» WORK TO COMPLETE
Restate the data below word for word. Skip any images it contains.

THE RECORDS: Begin

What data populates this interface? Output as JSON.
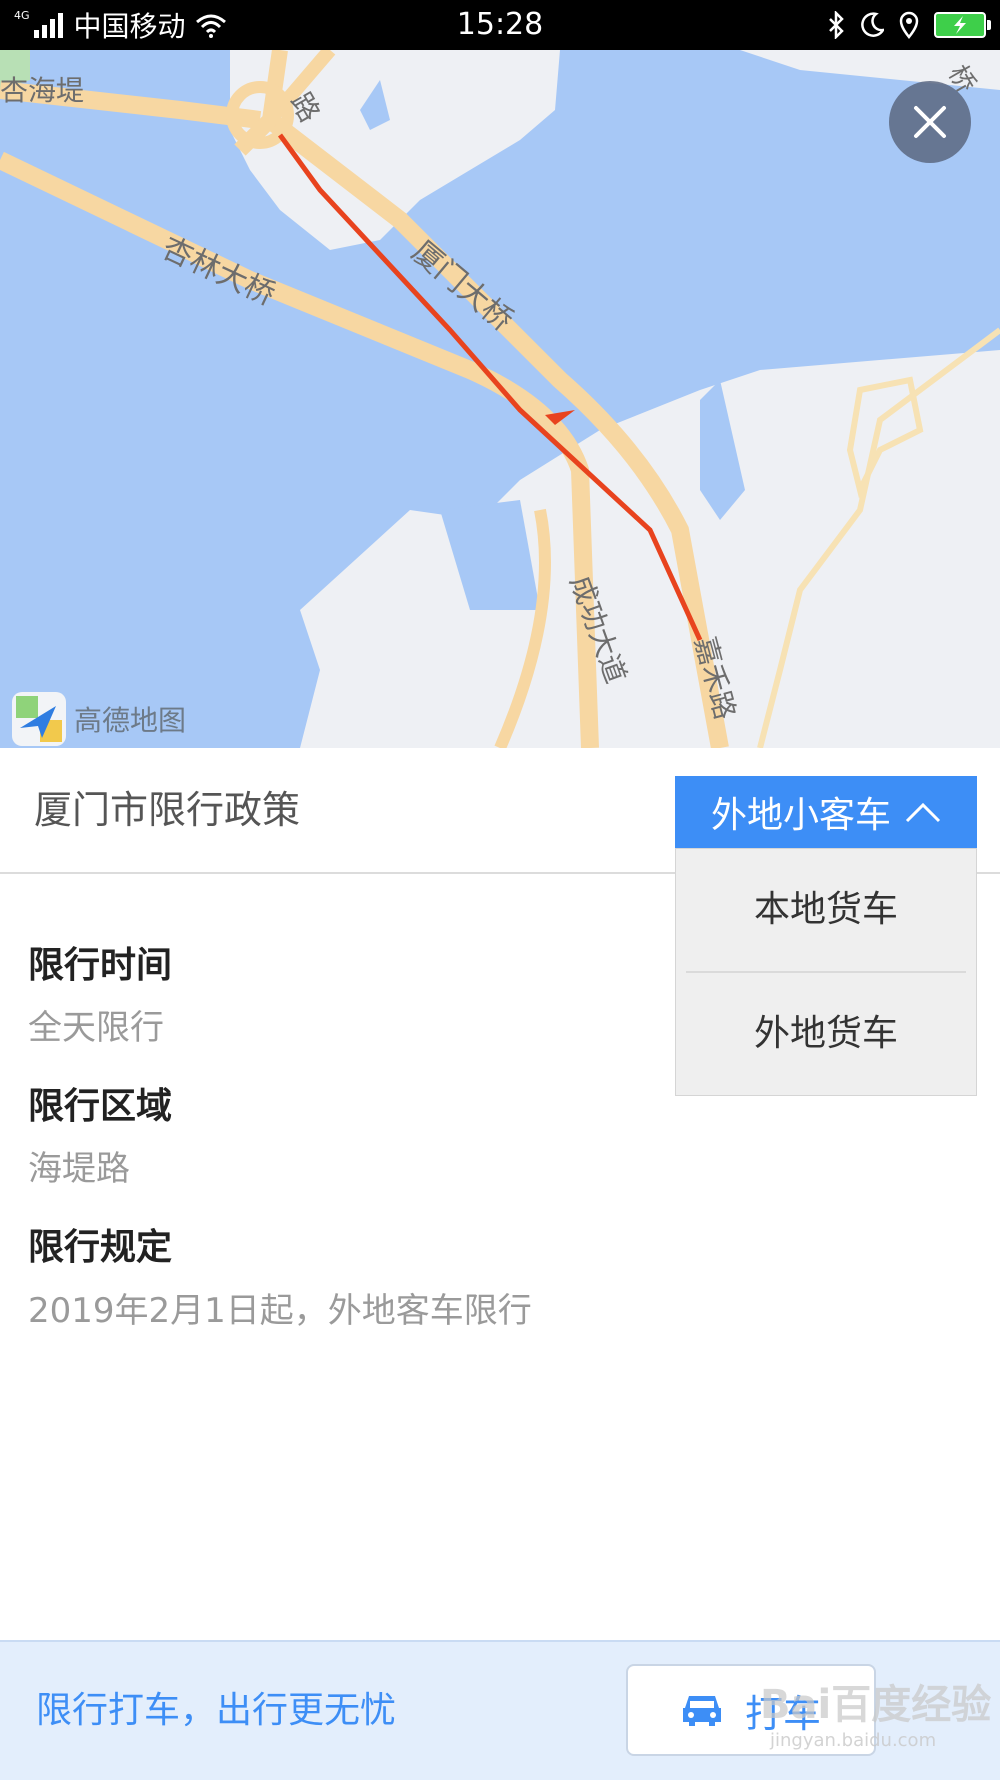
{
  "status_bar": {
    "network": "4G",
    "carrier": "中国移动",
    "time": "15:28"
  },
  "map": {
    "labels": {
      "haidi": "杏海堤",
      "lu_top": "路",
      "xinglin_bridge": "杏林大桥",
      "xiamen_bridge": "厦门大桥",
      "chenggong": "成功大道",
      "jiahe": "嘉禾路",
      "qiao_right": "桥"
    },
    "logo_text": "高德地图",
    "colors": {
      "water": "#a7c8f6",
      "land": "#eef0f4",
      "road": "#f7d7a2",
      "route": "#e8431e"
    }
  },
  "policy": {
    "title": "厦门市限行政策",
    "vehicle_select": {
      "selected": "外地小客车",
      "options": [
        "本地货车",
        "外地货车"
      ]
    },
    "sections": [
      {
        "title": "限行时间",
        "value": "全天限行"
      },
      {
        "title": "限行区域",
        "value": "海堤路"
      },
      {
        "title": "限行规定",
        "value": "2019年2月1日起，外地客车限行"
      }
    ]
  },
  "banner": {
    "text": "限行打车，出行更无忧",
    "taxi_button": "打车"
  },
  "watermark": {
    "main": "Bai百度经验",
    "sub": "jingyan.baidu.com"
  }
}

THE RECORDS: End

» RESPONSE
What data populates this interface? Output as JSON.
{
  "status_bar": {
    "network": "4G",
    "carrier": "中国移动",
    "time": "15:28"
  },
  "map": {
    "labels": {
      "haidi": "杏海堤",
      "lu_top": "路",
      "xinglin_bridge": "杏林大桥",
      "xiamen_bridge": "厦门大桥",
      "chenggong": "成功大道",
      "jiahe": "嘉禾路",
      "qiao_right": "桥"
    },
    "logo_text": "高德地图",
    "colors": {
      "water": "#a7c8f6",
      "land": "#eef0f4",
      "road": "#f7d7a2",
      "route": "#e8431e"
    }
  },
  "policy": {
    "title": "厦门市限行政策",
    "vehicle_select": {
      "selected": "外地小客车",
      "options": [
        "本地货车",
        "外地货车"
      ]
    },
    "sections": [
      {
        "title": "限行时间",
        "value": "全天限行"
      },
      {
        "title": "限行区域",
        "value": "海堤路"
      },
      {
        "title": "限行规定",
        "value": "2019年2月1日起，外地客车限行"
      }
    ]
  },
  "banner": {
    "text": "限行打车，出行更无忧",
    "taxi_button": "打车"
  },
  "watermark": {
    "main": "Bai百度经验",
    "sub": "jingyan.baidu.com"
  }
}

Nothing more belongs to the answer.